Mission and Ideology
  • How is the mission unique to Panamanian culture?
  • How does it enable the participants to define themselves differently from other postsecondary institutions in Panama, the region, and world?
  • How does the mission foment culturally specific action in all arenas, and especially in teaching, research, and extension?
Knowledge and Power
  • How is knowledge linked to power?
  • How does knowledge get transmitted to students in a manner that accentuates Panamanian culture?
  • How is research undertaken that foments praxis and advances Panamanian thought?
Communication and Language
  • What culturally specific forms of communication need to be created that enable dialogue?
  • Whose voices are silenced in academic decision making?
  • What are the symbols and discursive strategies that UP uses to convey its message to external constituencies and how might they be changed?
Leadership and Strategy
  • How might a form of Panamanian intellectual leadership be enacted that foments action?
  • What strategies need to be developed that link the intellectual and existential challenges with the political challenge?

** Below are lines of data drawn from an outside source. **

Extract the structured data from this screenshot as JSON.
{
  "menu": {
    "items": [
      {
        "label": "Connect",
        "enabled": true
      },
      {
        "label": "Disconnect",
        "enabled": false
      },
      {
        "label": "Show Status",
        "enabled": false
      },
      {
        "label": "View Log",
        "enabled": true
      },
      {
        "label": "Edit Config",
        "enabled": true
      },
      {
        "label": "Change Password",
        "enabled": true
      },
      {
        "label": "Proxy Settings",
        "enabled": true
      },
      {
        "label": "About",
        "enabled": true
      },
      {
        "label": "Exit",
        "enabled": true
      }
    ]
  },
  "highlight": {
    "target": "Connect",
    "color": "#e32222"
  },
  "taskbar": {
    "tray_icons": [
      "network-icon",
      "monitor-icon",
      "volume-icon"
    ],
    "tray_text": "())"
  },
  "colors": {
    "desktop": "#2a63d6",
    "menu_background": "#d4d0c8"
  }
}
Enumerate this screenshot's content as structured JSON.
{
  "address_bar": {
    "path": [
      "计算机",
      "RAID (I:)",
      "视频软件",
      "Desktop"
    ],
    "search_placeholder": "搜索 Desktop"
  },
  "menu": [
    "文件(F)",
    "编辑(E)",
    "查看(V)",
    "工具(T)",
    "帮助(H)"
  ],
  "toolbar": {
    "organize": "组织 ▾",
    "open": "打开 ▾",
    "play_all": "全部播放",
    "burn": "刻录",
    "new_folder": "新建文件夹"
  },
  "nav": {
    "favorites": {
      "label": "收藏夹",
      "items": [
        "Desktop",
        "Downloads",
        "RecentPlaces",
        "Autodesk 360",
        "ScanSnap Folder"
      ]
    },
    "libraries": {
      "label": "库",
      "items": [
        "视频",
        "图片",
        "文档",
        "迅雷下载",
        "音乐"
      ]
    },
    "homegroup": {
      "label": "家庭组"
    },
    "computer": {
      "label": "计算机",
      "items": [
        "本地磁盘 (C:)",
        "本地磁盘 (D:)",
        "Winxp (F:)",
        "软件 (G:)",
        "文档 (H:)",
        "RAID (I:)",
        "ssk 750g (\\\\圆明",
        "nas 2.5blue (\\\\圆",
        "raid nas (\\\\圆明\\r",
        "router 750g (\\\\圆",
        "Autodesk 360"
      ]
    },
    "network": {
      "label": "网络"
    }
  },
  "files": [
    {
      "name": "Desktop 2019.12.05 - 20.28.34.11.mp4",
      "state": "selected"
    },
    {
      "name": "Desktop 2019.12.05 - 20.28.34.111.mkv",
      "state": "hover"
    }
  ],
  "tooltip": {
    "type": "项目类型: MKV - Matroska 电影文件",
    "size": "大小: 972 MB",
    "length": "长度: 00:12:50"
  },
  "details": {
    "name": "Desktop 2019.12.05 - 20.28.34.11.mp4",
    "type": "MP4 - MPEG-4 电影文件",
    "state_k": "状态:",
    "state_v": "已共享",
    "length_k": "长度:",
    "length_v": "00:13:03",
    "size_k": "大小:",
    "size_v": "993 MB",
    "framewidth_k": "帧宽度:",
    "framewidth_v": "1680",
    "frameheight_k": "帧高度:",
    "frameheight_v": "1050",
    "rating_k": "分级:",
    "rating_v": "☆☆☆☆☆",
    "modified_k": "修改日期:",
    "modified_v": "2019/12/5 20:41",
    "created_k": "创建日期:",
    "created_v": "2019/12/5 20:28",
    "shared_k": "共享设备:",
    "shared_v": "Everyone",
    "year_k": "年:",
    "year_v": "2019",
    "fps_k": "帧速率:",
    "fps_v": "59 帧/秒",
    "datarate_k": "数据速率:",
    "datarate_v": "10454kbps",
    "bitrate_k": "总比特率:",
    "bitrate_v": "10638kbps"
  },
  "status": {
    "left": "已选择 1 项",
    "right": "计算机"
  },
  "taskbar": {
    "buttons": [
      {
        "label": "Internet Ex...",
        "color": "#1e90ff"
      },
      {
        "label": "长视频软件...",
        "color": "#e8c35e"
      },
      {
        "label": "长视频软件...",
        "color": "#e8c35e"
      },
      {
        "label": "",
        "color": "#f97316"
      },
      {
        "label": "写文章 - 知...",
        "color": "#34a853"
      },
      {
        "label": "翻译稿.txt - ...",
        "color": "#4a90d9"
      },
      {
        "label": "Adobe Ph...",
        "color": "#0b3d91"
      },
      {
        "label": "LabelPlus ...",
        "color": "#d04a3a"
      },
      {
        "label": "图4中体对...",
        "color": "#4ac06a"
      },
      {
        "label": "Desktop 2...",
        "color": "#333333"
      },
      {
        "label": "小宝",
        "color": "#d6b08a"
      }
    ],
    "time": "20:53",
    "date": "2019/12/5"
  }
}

  • What basic changes must be done to the organization’s structure to encourage, rather than retard, culturally specific dialogue and debate?
Environment and Constituencies
  • How might a more interpretive analysis and relationship be developed with one’s environment?
  • How might the institution’s participants redefine their constituencies in light of the needs of the 21st century?
  • What does the University need to do to create explicit linkages between the needs of the local citizenry and the capabilities of the institution?
These questions are interrelated and action-oriented. A mission that takes into account the needs of the Panamanian citizenry will of necessity redirect how individuals think about knowledge production, teaching, and pedagogy. A reanalysis of constituencies could conceivably create dialogues about the need for doctorates in particular areas. A reassessment of the organization’s structure might induce a movement away from the overt politicization of decisions and toward different forms of communication. My point is neither to set the terms of the debate nor to advocate for particular responses; I am attempting to highlight how an interpretive analysis of an organization’s culture might be used to construct dialogue and action.